Requirement
Copy out, from the entries below, each line that holds the string "Special".

(Beginning of Information shown)

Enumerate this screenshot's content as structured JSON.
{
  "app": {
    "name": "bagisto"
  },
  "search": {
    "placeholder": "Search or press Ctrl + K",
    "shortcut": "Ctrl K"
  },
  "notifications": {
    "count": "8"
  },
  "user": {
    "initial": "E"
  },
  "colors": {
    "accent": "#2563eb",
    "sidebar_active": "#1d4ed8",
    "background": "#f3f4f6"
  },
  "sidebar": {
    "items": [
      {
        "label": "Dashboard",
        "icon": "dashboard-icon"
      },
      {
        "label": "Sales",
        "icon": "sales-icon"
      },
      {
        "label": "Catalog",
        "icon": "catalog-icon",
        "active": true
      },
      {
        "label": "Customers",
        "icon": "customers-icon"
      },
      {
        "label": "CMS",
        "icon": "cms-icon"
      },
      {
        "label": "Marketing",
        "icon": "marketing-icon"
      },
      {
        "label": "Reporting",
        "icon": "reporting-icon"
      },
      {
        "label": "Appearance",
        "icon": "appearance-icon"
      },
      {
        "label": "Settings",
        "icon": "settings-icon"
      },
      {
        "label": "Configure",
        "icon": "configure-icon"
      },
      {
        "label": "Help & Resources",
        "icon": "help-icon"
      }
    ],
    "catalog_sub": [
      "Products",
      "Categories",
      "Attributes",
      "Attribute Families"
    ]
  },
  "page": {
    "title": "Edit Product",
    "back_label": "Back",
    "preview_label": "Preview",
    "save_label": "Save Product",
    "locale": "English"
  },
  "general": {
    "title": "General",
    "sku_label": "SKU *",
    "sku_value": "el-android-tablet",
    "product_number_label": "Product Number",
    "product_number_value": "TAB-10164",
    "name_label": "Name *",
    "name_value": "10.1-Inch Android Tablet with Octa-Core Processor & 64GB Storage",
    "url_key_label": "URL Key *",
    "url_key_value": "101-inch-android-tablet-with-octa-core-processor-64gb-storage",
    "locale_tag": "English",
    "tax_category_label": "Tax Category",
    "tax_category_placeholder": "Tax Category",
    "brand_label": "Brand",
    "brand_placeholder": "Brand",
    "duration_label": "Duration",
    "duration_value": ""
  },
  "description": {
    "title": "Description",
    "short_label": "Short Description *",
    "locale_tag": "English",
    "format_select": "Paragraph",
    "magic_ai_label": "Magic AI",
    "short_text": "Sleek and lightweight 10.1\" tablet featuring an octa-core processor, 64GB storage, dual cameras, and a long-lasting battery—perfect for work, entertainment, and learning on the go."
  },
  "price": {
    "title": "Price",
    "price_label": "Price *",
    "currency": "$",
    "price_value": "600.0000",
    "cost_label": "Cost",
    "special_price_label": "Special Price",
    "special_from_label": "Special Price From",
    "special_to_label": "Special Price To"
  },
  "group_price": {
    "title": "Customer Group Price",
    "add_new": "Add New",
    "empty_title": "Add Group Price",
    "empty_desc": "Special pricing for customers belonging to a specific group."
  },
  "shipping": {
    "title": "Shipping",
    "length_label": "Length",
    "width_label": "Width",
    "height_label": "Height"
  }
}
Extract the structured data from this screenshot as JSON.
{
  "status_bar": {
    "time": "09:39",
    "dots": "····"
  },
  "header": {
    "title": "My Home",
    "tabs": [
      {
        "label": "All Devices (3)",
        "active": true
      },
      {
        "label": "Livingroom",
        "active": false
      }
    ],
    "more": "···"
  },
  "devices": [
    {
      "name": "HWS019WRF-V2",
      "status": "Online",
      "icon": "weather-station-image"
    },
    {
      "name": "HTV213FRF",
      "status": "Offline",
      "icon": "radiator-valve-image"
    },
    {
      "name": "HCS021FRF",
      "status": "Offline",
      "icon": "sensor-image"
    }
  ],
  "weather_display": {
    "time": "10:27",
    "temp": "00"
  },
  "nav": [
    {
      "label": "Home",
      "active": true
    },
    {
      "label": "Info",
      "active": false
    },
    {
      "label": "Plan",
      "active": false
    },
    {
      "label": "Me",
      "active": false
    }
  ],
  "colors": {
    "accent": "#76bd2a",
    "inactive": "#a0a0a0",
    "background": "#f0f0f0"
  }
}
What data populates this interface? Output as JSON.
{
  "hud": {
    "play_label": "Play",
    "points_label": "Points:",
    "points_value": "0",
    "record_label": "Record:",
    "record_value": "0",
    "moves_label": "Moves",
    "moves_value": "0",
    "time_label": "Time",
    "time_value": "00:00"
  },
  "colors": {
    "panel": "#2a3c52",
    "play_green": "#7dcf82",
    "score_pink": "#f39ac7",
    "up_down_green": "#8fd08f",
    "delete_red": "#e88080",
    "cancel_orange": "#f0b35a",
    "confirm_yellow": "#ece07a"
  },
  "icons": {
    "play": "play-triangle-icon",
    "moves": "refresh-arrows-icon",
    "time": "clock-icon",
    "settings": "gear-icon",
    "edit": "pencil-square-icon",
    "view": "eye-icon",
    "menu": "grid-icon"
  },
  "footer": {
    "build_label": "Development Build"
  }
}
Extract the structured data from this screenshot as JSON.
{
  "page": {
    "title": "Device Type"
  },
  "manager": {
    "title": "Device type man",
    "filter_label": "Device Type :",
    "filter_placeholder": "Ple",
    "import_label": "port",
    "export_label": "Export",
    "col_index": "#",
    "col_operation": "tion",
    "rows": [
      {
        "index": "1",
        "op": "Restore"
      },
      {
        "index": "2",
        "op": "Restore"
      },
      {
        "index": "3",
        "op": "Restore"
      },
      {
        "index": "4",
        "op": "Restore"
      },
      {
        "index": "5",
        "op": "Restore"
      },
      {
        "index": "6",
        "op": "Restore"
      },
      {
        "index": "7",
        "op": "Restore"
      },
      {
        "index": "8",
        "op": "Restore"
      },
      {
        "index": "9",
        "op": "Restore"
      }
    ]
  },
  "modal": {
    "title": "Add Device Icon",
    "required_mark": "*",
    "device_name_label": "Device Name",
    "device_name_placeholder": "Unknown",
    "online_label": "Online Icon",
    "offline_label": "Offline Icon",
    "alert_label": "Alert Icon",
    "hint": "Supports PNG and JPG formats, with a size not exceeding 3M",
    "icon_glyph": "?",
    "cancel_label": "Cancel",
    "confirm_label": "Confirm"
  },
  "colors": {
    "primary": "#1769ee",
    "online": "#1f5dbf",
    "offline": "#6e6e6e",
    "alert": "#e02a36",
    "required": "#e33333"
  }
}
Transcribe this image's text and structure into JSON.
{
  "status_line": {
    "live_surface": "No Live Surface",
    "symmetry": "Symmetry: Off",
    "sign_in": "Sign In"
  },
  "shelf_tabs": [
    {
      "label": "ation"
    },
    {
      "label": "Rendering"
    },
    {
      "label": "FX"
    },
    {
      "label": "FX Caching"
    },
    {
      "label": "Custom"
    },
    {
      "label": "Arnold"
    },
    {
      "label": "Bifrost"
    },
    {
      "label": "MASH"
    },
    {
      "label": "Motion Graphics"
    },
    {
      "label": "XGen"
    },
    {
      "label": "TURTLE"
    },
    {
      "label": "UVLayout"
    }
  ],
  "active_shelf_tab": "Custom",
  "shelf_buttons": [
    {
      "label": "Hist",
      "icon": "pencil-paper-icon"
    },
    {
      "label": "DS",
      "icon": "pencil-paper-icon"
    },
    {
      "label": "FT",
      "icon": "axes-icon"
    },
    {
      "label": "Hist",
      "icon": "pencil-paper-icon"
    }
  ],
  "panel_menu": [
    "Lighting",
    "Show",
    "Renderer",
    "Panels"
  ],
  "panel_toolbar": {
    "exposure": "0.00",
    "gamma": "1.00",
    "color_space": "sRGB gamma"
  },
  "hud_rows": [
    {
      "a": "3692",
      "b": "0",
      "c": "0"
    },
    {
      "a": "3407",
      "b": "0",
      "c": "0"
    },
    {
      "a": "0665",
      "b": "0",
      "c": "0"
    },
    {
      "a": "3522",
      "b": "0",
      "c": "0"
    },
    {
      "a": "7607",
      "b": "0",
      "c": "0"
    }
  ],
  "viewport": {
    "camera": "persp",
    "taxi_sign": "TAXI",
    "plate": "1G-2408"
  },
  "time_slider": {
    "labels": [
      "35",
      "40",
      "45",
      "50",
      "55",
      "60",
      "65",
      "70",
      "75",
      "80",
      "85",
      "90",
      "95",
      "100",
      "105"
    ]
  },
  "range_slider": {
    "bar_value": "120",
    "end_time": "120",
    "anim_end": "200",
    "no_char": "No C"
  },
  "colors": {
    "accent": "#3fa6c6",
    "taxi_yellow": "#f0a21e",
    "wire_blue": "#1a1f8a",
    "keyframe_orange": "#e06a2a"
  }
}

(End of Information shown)

Worked solution
    "special_price_label": "Special Price",
    "special_from_label": "Special Price From",
    "special_to_label": "Special Price To"
    "empty_desc": "Special pricing for customers belonging to a specific group."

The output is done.